As an English teacher I always love to analyse Jesus’ parables with my Religious Education classes. Jesus was a master storyteller and teacher. He used literary devices such as allegory and hyperbole with such skill that he was able to draw his audience in, and then shock them with a twist that jarred them into personal reflection and recognising the seriousness of his message.
The parable of the wheat and the weeds is a great example of Jesus’s literary mastery. It is the story of a sower who plants wheat in his field, but an enemy secretly sows weeds among the wheat. As the plants grow, the weeds become apparent. The servants of the sower suggest pulling out the weeds, but the sower advises against it, recognising that uprooting the weeds may harm the wheat.

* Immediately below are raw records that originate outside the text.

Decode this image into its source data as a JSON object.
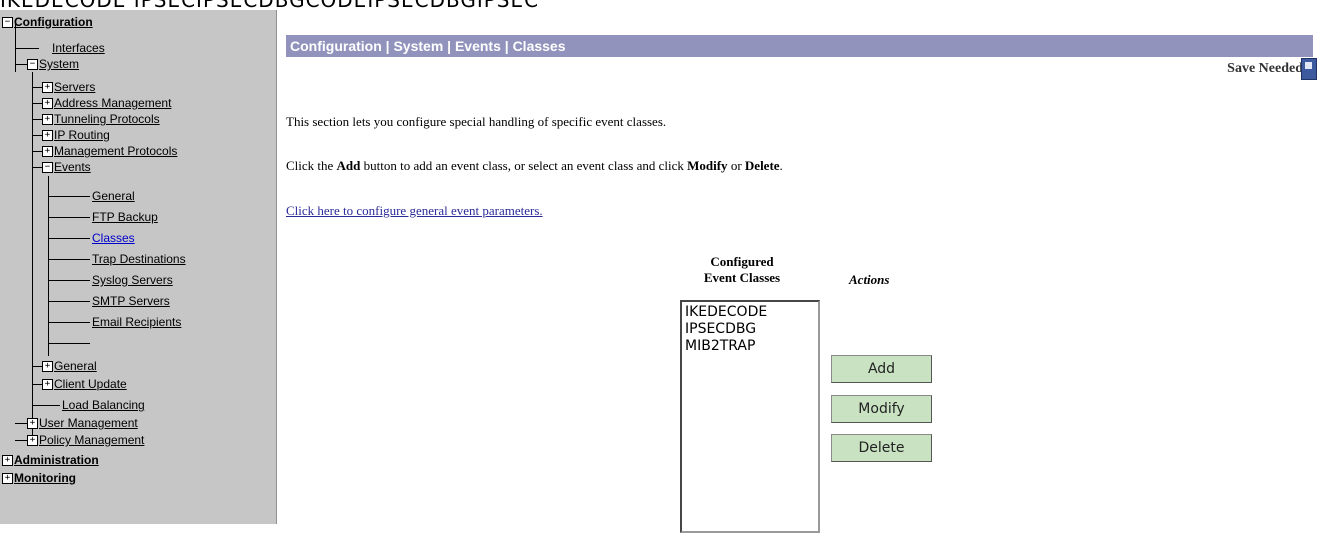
{
  "top_cut_text": "IKEDECODE IPSECIPSECDBGCODEIPSECDBGIPSEC",
  "sidebar": {
    "configuration": "Configuration",
    "interfaces": "Interfaces",
    "system": "System",
    "servers": "Servers",
    "address_management": "Address Management",
    "tunneling_protocols": "Tunneling Protocols",
    "ip_routing": "IP Routing",
    "management_protocols": "Management Protocols",
    "events": "Events",
    "general": "General",
    "ftp_backup": "FTP Backup",
    "classes": "Classes",
    "trap_destinations": "Trap Destinations",
    "syslog_servers": "Syslog Servers",
    "smtp_servers": "SMTP Servers",
    "email_recipients": "Email Recipients",
    "general2": "General",
    "client_update": "Client Update",
    "load_balancing": "Load Balancing",
    "user_management": "User Management",
    "policy_management": "Policy Management",
    "administration": "Administration",
    "monitoring": "Monitoring"
  },
  "main": {
    "breadcrumb": "Configuration | System | Events | Classes",
    "save_needed": "Save Needed",
    "intro": "This section lets you configure special handling of specific event classes.",
    "instr_pre": "Click the ",
    "instr_add": "Add",
    "instr_mid": " button to add an event class, or select an event class and click ",
    "instr_modify": "Modify",
    "instr_or": " or ",
    "instr_delete": "Delete",
    "instr_end": ".",
    "config_link": "Click here to configure general event parameters.",
    "list_header_1": "Configured",
    "list_header_2": "Event Classes",
    "actions_header": "Actions",
    "classes": [
      "IKEDECODE",
      "IPSECDBG",
      "MIB2TRAP"
    ],
    "add_label": "Add",
    "modify_label": "Modify",
    "delete_label": "Delete"
  },
  "colors": {
    "header_bar": "#9193bd",
    "sidebar_bg": "#c6c6c6",
    "button_bg": "#c9e3c2"
  }
}
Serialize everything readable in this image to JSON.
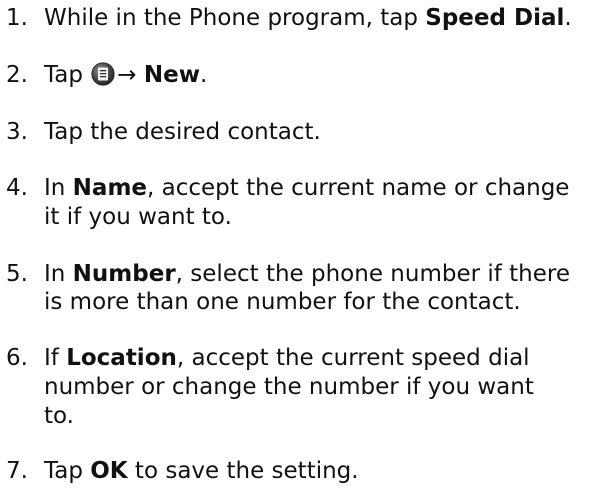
{
  "steps": [
    {
      "number": "1.",
      "before": "While in the Phone program, tap ",
      "bold": "Speed Dial",
      "after": "."
    },
    {
      "number": "2.",
      "before": "Tap ",
      "icon": "menu-icon",
      "arrow": "→",
      "bold": "New",
      "after": "."
    },
    {
      "number": "3.",
      "text": "Tap the desired contact."
    },
    {
      "number": "4.",
      "before": "In ",
      "bold": "Name",
      "after_line1": ", accept the current name or change",
      "line2": "it if you want to."
    },
    {
      "number": "5.",
      "before": "In ",
      "bold": "Number",
      "after_line1": ", select the phone number if there",
      "line2": "is more than one number for the contact."
    },
    {
      "number": "6.",
      "before": "If ",
      "bold": "Location",
      "after_line1": ", accept the current speed dial",
      "line2": "number or change the number if you want",
      "line3": "to."
    },
    {
      "number": "7.",
      "before": "Tap ",
      "bold": "OK",
      "after": " to save the setting."
    }
  ]
}
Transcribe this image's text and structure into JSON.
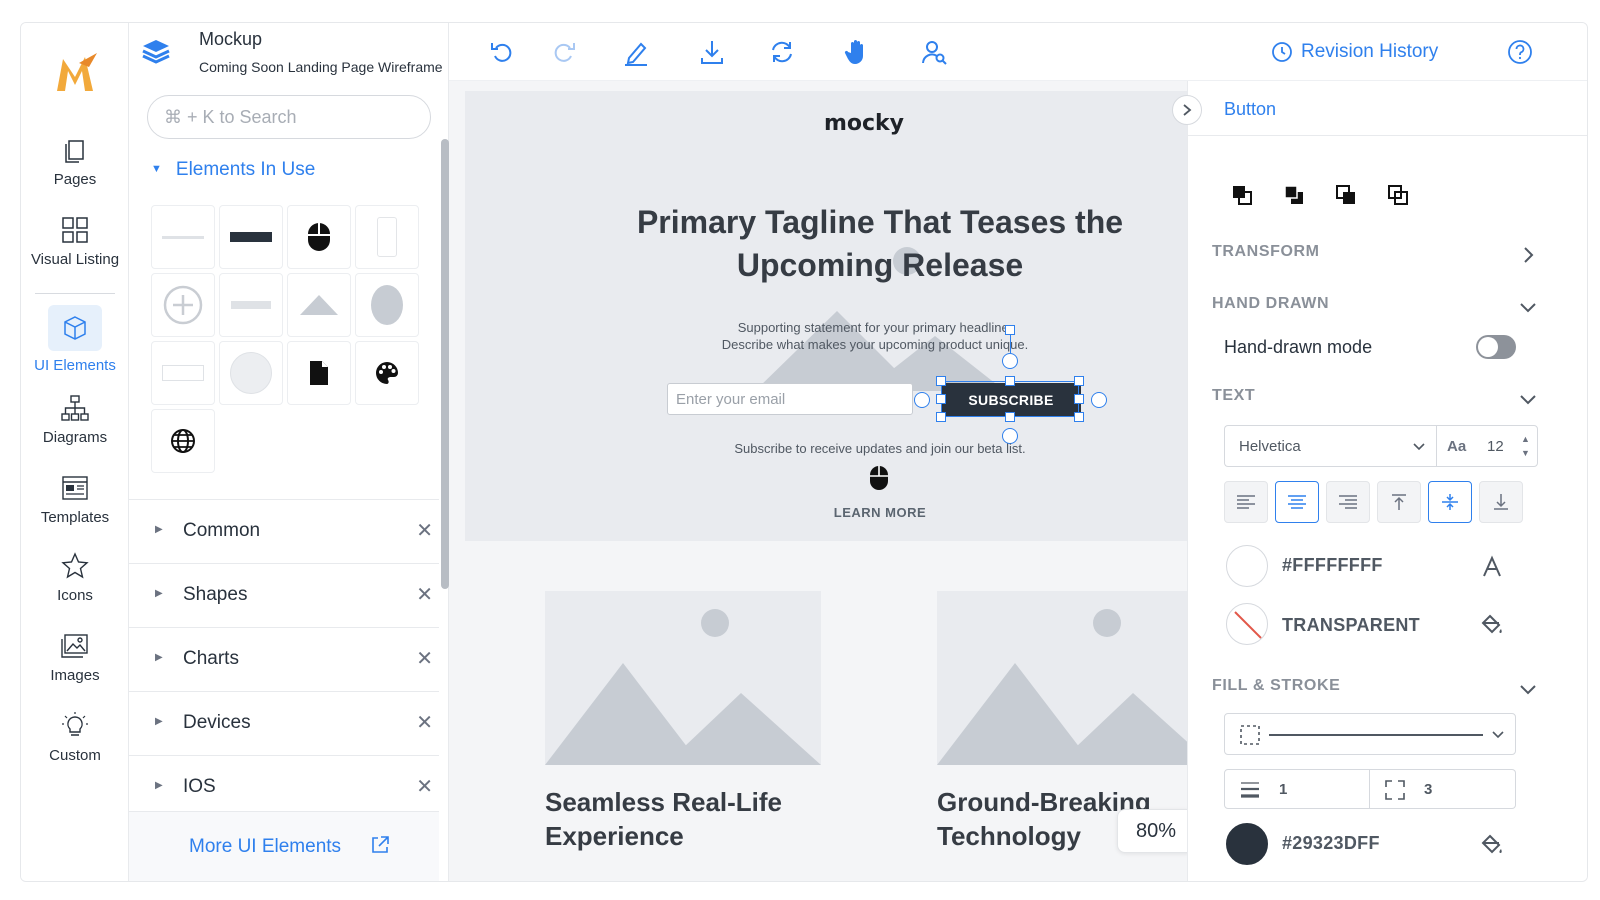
{
  "app": {
    "doc_title": "Mockup",
    "doc_subtitle": "Coming Soon Landing Page Wireframe"
  },
  "rail": {
    "items": [
      {
        "label": "Pages",
        "icon": "pages-icon"
      },
      {
        "label": "Visual Listing",
        "icon": "grid-icon"
      },
      {
        "label": "UI Elements",
        "icon": "cube-icon",
        "active": true
      },
      {
        "label": "Diagrams",
        "icon": "sitemap-icon"
      },
      {
        "label": "Templates",
        "icon": "template-icon"
      },
      {
        "label": "Icons",
        "icon": "star-icon"
      },
      {
        "label": "Images",
        "icon": "image-icon"
      },
      {
        "label": "Custom",
        "icon": "lightbulb-icon"
      }
    ]
  },
  "panel": {
    "search_placeholder": "⌘ + K to Search",
    "in_use_label": "Elements In Use",
    "categories": [
      "Common",
      "Shapes",
      "Charts",
      "Devices",
      "IOS"
    ],
    "more_label": "More UI Elements"
  },
  "toolbar": {
    "revision_label": "Revision History"
  },
  "canvas": {
    "brand": "mocky",
    "tagline": "Primary Tagline That Teases the Upcoming Release",
    "support_line1": "Supporting statement for your primary headline.",
    "support_line2": "Describe what makes your upcoming product unique.",
    "email_placeholder": "Enter your email",
    "subscribe_label": "SUBSCRIBE",
    "sub_note": "Subscribe to receive updates and join our beta list.",
    "learn_more": "LEARN MORE",
    "card1_title": "Seamless Real-Life Experience",
    "card2_title": "Ground-Breaking Technology",
    "zoom": "80%"
  },
  "inspector": {
    "title": "Button",
    "sections": {
      "transform": "TRANSFORM",
      "hand_drawn": "HAND DRAWN",
      "text": "TEXT",
      "fill_stroke": "FILL & STROKE"
    },
    "hand_drawn_label": "Hand-drawn mode",
    "hand_drawn_on": false,
    "font": "Helvetica",
    "font_size_prefix": "Aa",
    "font_size": "12",
    "text_color": "#FFFFFFFF",
    "bg_color": "TRANSPARENT",
    "stroke_width": "1",
    "corner_radius": "3",
    "fill_color": "#29323DFF"
  },
  "colors": {
    "accent": "#2f80ed",
    "dark": "#29323d",
    "placeholder": "#c7ccd3"
  }
}
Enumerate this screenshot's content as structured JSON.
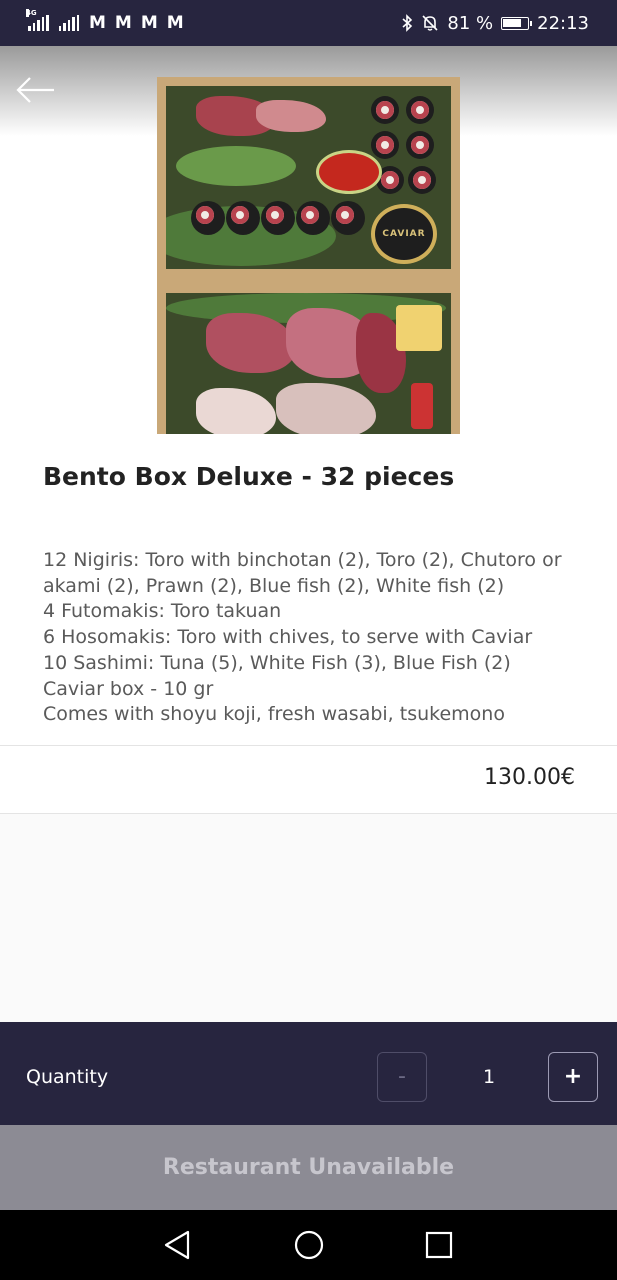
{
  "status_bar": {
    "network": "4G",
    "battery_percent": "81 %",
    "time": "22:13"
  },
  "product": {
    "title": "Bento Box Deluxe - 32 pieces",
    "description_lines": [
      "12 Nigiris: Toro with binchotan (2), Toro (2), Chutoro or akami (2), Prawn (2), Blue fish (2), White fish (2)",
      "4 Futomakis: Toro takuan",
      "6 Hosomakis: Toro with chives, to serve with Caviar",
      "10 Sashimi: Tuna (5), White Fish (3), Blue Fish (2)",
      "Caviar box - 10 gr",
      "Comes with shoyu koji, fresh wasabi, tsukemono"
    ],
    "image_label": "CAVIAR",
    "price": "130.00€"
  },
  "quantity": {
    "label": "Quantity",
    "minus": "-",
    "value": "1",
    "plus": "+"
  },
  "action_button": "Restaurant Unavailable",
  "icons": [
    "back-arrow-icon",
    "bluetooth-icon",
    "bell-off-icon",
    "battery-icon",
    "gmail-icon",
    "nav-back-icon",
    "nav-home-icon",
    "nav-recents-icon"
  ],
  "colors": {
    "header_bg": "#27253f",
    "button_disabled_bg": "#8c8b94",
    "text_dark": "#222222",
    "text_muted": "#5a5a5a"
  }
}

There are several messages contained within this parable. Firstly, it acknowledges the reality of the coexistence of good and evil. Just as the enemy intentionally sows weeds among the wheat, evil exists alongside the good in our world. Jesus therefore dispels any notion that the world will be free from challenges and difficulties.
Secondly, the parable teaches the importance of patience and discernment. The master’s decision to wait until the harvest reflects God’s wisdom in allowing both good and evil to coexist temporarily. When we are quick to judge or act without discernment to remove someone or something it may inadvertently harm what is good. When we ignore someone within our friendship group because we don’t agree with their taste in music or we judge someone because of their religion, we are not creating community, we are not building the kingdom of God.
Finally, Jesus also reminds his followers not to lose hope in the face of evil but to persevere faithfully, knowing that a time will come when all things will be made right and that we need trust in God. We must resist the temptation of being overzealous weeders, judging others and excluding people, such judgements are not for us and should be left to God alone. Instead, we should focus our energy on our own growth. We should focus on faithfully living the gospel values and spreading the seeds of God’s kingdom – acceptance, hope, joy, peace, love – in a world marked by both goodness and evil.
Ultimately, the parable of the wheat and the weeds invites each of us to embrace the gospel values in our lives and to trust in God.